▶ _EXERCISE MATERIAL_
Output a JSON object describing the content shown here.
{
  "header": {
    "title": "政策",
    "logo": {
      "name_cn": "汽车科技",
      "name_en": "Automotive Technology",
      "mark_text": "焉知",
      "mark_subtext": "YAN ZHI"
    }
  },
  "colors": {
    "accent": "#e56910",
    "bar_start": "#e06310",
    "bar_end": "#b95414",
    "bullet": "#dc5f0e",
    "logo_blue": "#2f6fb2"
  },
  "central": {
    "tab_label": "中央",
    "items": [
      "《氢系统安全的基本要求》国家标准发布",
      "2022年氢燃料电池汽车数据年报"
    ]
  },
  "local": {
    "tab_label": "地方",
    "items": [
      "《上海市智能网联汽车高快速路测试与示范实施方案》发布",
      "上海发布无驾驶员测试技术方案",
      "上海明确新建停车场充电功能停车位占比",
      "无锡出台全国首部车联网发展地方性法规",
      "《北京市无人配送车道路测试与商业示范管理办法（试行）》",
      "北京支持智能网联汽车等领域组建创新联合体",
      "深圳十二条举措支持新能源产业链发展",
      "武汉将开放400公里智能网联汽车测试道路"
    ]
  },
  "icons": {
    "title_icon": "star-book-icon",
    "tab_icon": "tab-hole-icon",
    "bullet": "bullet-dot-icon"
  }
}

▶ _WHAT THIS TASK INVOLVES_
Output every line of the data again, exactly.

▶ _RESPONSE TO THE TASK_
Output a JSON object describing the content shown here.
{
  "header": {
    "title": "政策",
    "logo": {
      "name_cn": "汽车科技",
      "name_en": "Automotive Technology",
      "mark_text": "焉知",
      "mark_subtext": "YAN ZHI"
    }
  },
  "colors": {
    "accent": "#e56910",
    "bar_start": "#e06310",
    "bar_end": "#b95414",
    "bullet": "#dc5f0e",
    "logo_blue": "#2f6fb2"
  },
  "central": {
    "tab_label": "中央",
    "items": [
      "《氢系统安全的基本要求》国家标准发布",
      "2022年氢燃料电池汽车数据年报"
    ]
  },
  "local": {
    "tab_label": "地方",
    "items": [
      "《上海市智能网联汽车高快速路测试与示范实施方案》发布",
      "上海发布无驾驶员测试技术方案",
      "上海明确新建停车场充电功能停车位占比",
      "无锡出台全国首部车联网发展地方性法规",
      "《北京市无人配送车道路测试与商业示范管理办法（试行）》",
      "北京支持智能网联汽车等领域组建创新联合体",
      "深圳十二条举措支持新能源产业链发展",
      "武汉将开放400公里智能网联汽车测试道路"
    ]
  },
  "icons": {
    "title_icon": "star-book-icon",
    "tab_icon": "tab-hole-icon",
    "bullet": "bullet-dot-icon"
  }
}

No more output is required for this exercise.